Task description:
Scan the entries below and extract each line with the word "division" in it.

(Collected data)
###
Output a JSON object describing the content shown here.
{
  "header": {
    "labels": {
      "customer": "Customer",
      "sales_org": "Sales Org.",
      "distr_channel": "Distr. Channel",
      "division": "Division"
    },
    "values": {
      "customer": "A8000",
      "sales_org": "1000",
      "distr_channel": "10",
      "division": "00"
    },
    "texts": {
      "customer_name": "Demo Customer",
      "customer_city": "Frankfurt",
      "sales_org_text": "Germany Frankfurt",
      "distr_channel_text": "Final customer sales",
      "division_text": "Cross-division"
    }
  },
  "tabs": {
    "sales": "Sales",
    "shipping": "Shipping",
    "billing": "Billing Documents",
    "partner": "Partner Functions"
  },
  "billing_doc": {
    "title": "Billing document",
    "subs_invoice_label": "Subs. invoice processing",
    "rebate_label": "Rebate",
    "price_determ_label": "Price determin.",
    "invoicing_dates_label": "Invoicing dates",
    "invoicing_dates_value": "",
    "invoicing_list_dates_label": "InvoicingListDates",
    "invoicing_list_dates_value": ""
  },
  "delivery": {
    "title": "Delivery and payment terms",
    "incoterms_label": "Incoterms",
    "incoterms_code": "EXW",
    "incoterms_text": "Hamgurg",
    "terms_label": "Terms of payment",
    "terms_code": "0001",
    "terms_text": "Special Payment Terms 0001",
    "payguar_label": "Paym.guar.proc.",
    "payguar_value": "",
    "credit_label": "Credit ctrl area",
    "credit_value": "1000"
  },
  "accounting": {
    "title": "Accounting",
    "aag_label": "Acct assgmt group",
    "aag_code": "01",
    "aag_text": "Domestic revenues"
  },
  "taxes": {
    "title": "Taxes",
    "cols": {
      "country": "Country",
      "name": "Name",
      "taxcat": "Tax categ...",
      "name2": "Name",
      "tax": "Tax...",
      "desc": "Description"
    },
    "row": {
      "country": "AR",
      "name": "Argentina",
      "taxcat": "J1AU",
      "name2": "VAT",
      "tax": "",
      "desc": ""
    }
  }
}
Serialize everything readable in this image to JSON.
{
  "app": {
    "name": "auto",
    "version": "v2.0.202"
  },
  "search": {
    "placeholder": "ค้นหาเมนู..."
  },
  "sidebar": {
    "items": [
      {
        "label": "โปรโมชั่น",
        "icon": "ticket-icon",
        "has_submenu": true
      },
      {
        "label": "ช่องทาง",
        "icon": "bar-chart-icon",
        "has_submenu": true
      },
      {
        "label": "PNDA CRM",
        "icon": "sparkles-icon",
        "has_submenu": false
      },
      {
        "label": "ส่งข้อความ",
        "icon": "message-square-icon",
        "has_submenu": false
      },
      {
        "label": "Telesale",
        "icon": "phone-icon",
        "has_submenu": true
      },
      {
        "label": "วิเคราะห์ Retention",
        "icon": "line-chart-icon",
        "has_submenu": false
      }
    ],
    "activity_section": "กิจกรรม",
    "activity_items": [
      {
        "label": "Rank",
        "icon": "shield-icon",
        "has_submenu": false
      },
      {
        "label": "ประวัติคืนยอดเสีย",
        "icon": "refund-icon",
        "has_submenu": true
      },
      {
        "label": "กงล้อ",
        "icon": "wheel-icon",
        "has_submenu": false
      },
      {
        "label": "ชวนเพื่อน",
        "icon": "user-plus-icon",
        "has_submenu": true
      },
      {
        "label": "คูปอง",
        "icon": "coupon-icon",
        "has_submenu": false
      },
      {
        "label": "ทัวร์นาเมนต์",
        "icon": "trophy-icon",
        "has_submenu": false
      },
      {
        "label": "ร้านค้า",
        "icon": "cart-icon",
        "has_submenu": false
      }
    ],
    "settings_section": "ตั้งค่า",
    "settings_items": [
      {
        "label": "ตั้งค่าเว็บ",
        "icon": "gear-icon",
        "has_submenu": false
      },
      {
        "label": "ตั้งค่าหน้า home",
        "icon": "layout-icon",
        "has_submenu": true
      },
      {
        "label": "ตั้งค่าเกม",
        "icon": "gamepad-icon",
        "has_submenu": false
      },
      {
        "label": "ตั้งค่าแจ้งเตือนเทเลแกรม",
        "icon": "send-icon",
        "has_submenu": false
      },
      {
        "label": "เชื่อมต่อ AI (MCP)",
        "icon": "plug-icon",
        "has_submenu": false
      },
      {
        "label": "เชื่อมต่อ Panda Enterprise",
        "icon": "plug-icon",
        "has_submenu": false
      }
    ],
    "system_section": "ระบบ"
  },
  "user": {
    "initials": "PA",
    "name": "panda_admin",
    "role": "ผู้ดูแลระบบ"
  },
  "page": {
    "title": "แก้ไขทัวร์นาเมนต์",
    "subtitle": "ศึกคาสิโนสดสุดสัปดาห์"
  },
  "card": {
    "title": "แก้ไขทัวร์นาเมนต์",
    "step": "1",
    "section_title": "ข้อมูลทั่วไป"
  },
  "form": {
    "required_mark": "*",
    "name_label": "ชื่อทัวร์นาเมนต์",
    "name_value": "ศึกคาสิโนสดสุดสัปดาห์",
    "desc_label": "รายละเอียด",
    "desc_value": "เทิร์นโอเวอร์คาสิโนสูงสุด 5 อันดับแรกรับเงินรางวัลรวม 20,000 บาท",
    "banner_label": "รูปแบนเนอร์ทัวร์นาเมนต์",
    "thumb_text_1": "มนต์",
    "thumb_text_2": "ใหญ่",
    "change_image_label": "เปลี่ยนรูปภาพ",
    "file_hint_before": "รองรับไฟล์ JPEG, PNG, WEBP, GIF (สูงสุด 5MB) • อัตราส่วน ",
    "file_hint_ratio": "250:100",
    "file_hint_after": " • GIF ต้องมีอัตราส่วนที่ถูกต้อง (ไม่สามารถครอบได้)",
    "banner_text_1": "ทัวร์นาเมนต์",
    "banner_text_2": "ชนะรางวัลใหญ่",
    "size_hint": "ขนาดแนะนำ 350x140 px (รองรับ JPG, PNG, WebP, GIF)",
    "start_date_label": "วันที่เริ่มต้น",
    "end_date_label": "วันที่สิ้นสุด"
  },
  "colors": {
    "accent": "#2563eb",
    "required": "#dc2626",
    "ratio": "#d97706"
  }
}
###
Output:
      "division": "Division"
      "division": "00"
      "division_text": "Cross-division"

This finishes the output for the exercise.